#### Provided data:

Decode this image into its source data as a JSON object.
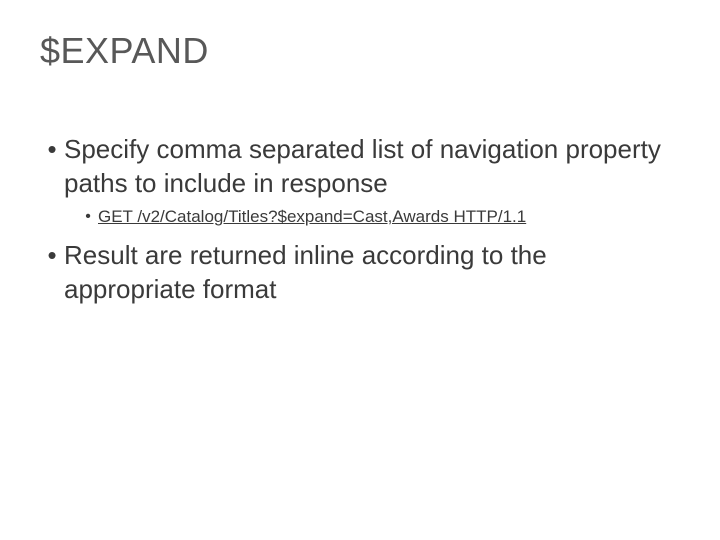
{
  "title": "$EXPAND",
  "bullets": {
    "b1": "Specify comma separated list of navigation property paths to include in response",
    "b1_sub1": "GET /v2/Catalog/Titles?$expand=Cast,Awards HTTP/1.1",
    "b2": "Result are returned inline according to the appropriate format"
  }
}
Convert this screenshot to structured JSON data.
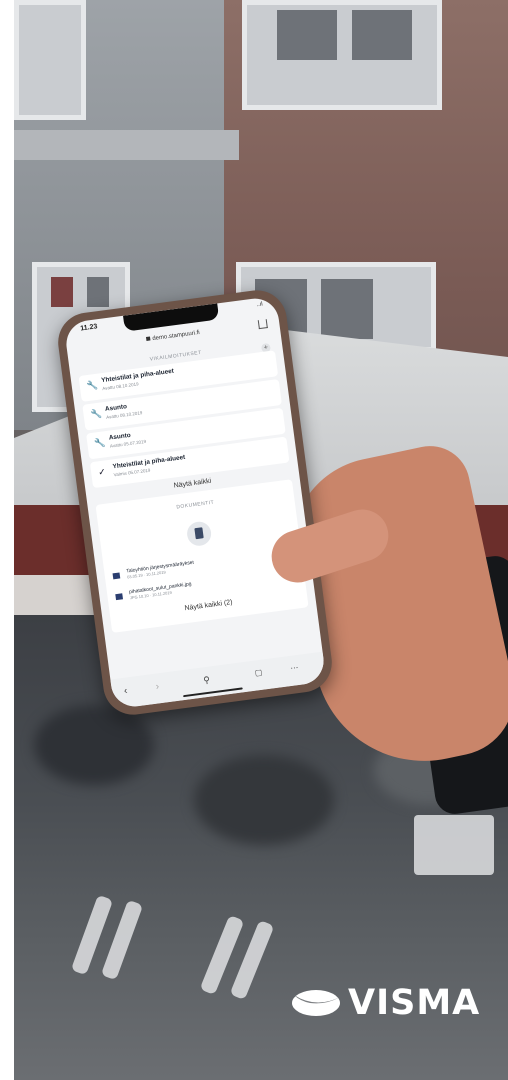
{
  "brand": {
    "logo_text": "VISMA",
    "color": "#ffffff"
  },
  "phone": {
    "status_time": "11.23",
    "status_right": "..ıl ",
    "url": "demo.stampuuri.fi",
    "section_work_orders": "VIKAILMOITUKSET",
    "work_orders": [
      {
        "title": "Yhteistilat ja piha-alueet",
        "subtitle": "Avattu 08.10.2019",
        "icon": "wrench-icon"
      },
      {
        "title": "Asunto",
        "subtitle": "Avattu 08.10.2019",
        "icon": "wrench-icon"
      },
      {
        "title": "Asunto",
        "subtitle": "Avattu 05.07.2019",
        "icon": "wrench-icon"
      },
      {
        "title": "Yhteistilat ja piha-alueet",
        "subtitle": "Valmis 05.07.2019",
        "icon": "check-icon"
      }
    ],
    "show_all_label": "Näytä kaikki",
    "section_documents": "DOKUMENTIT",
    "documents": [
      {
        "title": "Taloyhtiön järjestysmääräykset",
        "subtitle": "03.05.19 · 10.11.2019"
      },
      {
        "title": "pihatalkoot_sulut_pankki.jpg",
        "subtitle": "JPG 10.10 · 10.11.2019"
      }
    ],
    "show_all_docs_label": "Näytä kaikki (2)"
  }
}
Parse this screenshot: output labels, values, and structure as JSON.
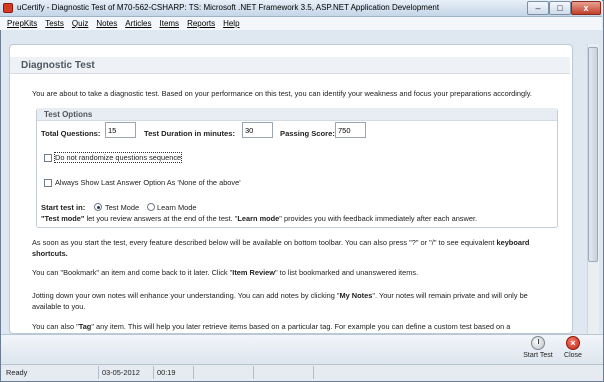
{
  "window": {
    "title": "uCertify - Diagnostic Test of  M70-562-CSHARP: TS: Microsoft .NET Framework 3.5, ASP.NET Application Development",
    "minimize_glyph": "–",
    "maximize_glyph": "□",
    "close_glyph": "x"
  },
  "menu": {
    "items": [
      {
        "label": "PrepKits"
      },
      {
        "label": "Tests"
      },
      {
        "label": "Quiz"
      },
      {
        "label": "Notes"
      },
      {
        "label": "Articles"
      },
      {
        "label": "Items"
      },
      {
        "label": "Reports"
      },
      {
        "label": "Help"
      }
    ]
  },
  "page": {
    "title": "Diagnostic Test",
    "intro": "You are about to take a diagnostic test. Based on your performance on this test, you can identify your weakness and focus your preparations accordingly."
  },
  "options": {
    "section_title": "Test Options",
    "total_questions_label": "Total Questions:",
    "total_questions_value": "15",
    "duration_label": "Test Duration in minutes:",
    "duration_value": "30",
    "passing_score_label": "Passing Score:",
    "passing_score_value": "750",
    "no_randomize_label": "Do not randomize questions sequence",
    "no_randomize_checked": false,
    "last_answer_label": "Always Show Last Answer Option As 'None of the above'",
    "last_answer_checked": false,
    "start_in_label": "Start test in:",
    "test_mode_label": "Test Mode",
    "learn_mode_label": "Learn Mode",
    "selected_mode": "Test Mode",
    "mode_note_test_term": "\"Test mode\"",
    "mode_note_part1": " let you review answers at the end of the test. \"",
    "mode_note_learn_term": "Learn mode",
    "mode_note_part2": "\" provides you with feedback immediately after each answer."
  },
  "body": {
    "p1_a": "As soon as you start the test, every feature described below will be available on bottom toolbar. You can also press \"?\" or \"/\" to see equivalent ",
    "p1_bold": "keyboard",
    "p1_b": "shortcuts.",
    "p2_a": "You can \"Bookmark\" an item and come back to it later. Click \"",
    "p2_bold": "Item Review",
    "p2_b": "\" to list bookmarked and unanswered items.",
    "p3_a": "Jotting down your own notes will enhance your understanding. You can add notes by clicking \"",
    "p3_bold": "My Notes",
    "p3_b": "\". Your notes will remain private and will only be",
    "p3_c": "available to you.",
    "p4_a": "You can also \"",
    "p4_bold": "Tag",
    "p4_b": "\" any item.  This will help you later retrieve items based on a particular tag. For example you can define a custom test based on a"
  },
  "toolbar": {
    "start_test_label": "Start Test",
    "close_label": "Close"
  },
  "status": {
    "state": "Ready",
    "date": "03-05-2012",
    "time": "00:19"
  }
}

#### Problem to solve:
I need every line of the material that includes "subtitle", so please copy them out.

#### Reply to the task:
        "subtitle": "Avattu 08.10.2019",
        "subtitle": "Avattu 08.10.2019",
        "subtitle": "Avattu 05.07.2019",
        "subtitle": "Valmis 05.07.2019",
        "subtitle": "03.05.19 · 10.11.2019"
        "subtitle": "JPG 10.10 · 10.11.2019"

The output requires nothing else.